The extra cost with the bases is the weed-proof membrane and, of course, the stones or shingle you fill the holes with.

In all, you are looking at an average of £150 for everything you need for this wonderful and eco-friendly way to give your beautiful garden shed, greenhouse or outdoor building the love it deserves.

MOT type 1 stone used as a sub base for base grid system
The building base is vital for strength, weight and stability

How To Install

This is definitely the most significant plus point for this method of shed bases. The only preparation you need is to ensure the ground they are sitting in is level, and then you can lay the base down on a sheet of weed-proof or landscaping membrane, fill it with stones and shingle and away you go.

However, for a completely solid and drainable base, you may need to add some extra to ensure drainage and width, therefore, adding to the shed’s, greenhouses, log cabins or any building’s longevity.

If you want the building base to drain fully without the risk of sinking, then removing the top layer of soil or paving would seriously benefit the process.

Dig out the area required and place some shingle or, even better, some MOT type 1 stone down as a barrier between the soil and plastic interlocking base. This will ensure complete drainage, allow you to create a level area, and become the base for the landscaping membrane.

The membrane is an essential part of the whole process as this is a porous sheet that reduces the growth of weeds whilst allowing water to drain through and should not be overlooked.

Once you have that, it is just a matter of laying the interlocking pieces down and joining them together like a giant jigsaw puzzle. The system really is that simple.

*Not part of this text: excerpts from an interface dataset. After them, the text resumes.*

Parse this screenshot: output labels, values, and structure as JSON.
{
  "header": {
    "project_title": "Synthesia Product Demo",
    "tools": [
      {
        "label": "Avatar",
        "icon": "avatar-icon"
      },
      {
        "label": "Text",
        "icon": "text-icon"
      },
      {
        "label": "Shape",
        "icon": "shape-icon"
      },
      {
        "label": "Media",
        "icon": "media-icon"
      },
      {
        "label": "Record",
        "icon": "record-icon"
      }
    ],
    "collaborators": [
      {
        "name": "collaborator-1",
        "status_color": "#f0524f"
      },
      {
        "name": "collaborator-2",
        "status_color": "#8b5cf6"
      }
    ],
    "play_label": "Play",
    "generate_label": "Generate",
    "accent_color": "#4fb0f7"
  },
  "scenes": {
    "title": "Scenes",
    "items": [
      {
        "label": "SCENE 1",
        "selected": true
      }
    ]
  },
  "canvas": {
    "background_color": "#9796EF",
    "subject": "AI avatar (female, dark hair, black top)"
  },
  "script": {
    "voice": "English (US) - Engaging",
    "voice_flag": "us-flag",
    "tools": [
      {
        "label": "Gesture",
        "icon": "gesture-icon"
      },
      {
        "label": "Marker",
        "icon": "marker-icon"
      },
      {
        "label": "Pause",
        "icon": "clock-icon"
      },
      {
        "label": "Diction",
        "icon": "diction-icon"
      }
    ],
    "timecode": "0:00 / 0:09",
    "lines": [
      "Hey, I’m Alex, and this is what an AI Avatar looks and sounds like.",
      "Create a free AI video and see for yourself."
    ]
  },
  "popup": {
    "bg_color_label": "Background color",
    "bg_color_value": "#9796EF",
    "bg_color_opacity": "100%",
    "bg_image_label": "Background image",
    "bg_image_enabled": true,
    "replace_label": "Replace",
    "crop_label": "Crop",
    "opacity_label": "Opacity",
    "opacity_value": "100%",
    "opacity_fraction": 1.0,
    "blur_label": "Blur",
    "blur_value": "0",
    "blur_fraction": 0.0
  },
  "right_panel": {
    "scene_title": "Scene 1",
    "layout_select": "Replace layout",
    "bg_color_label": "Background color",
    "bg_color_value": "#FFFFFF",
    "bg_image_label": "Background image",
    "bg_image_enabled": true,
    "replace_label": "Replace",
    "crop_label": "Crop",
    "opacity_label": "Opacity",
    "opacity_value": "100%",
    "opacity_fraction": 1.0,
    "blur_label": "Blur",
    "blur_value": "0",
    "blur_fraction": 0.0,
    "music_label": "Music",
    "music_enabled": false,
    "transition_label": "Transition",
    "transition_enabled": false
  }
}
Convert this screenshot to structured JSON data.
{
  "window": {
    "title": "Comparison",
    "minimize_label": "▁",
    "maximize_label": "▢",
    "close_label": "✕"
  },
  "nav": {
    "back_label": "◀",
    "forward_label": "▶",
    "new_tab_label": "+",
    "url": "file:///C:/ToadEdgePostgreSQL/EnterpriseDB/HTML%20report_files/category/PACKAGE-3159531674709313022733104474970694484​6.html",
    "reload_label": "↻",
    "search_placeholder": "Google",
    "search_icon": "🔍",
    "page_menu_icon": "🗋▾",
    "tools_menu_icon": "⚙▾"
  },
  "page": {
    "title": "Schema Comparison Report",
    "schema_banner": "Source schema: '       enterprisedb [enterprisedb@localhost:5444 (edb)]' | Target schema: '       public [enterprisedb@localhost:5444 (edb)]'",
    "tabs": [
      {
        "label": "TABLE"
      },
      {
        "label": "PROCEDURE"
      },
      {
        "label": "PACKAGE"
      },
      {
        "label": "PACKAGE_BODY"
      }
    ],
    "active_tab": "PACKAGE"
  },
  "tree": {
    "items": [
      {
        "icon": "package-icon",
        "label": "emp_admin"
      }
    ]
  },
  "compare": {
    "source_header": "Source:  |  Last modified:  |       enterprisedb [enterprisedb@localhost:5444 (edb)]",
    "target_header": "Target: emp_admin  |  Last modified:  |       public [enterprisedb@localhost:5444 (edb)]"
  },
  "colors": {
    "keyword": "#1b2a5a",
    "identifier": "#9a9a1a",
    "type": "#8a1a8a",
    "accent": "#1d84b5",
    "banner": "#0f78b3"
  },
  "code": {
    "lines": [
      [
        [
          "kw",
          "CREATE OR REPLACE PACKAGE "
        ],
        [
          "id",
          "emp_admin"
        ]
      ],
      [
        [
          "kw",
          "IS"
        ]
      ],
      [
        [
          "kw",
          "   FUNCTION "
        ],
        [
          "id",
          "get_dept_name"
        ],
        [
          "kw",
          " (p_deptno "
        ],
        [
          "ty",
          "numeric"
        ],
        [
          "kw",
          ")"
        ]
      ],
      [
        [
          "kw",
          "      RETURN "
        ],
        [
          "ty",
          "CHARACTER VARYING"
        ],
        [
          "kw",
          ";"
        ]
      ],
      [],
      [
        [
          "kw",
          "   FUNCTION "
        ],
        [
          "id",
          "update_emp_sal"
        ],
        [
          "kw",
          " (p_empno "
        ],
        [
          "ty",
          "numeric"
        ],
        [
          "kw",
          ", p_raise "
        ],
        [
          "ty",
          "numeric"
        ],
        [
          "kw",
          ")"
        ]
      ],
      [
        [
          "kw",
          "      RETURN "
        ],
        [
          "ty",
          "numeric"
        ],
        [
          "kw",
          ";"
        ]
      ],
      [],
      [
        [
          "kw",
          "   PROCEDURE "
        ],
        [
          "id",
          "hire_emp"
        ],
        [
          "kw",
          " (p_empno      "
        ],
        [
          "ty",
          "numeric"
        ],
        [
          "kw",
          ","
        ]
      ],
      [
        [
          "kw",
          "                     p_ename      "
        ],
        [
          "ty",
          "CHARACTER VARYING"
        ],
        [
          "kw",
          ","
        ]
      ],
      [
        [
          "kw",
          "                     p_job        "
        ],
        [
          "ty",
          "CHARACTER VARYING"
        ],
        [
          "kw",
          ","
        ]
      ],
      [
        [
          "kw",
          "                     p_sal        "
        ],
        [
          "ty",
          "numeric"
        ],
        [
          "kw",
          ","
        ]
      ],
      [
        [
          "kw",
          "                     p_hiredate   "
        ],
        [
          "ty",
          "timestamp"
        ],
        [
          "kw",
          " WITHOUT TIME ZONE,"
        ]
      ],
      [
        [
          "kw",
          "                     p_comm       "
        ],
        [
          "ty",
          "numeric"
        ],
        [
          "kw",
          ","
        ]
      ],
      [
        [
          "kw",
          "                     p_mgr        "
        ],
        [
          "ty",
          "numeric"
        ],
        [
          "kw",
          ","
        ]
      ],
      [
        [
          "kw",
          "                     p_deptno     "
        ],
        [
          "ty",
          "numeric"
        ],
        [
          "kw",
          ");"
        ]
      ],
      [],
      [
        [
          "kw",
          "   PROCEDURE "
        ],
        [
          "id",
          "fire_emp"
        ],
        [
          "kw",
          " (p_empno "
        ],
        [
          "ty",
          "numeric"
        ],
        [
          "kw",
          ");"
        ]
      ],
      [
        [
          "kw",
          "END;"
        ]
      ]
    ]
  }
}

Once you are happy with that stage, you only need to choose the infill. Most use a 10mm shingle or stone as it fills the gaps fully and creates fantastic drainage, but that is entirely your choice as you can select a myriad of styles and colours for this; the world is now your oyster as the time you have saved from mixing up endless concrete can be spent wisely by choosing your stone or gravel.

Top Tip: Buy more plastic shed base grids than you need, as the structure will need a border to ensure full drainage.

In Conclusion

As we venture into a new era of sustainability and environmental protection, we need to ensure that what we buy and what we use has minimal impact on our planet, and any chance to use recycled goods in exchange for potentially eco-damaging ones should be taken to make sure future generations have a safe place to live.

With all of that in mind, this system allows the novice and the do-it-yourself enthusiast to undertake an easy to install project with ease and the confidence you would only get from a professional tradesperson.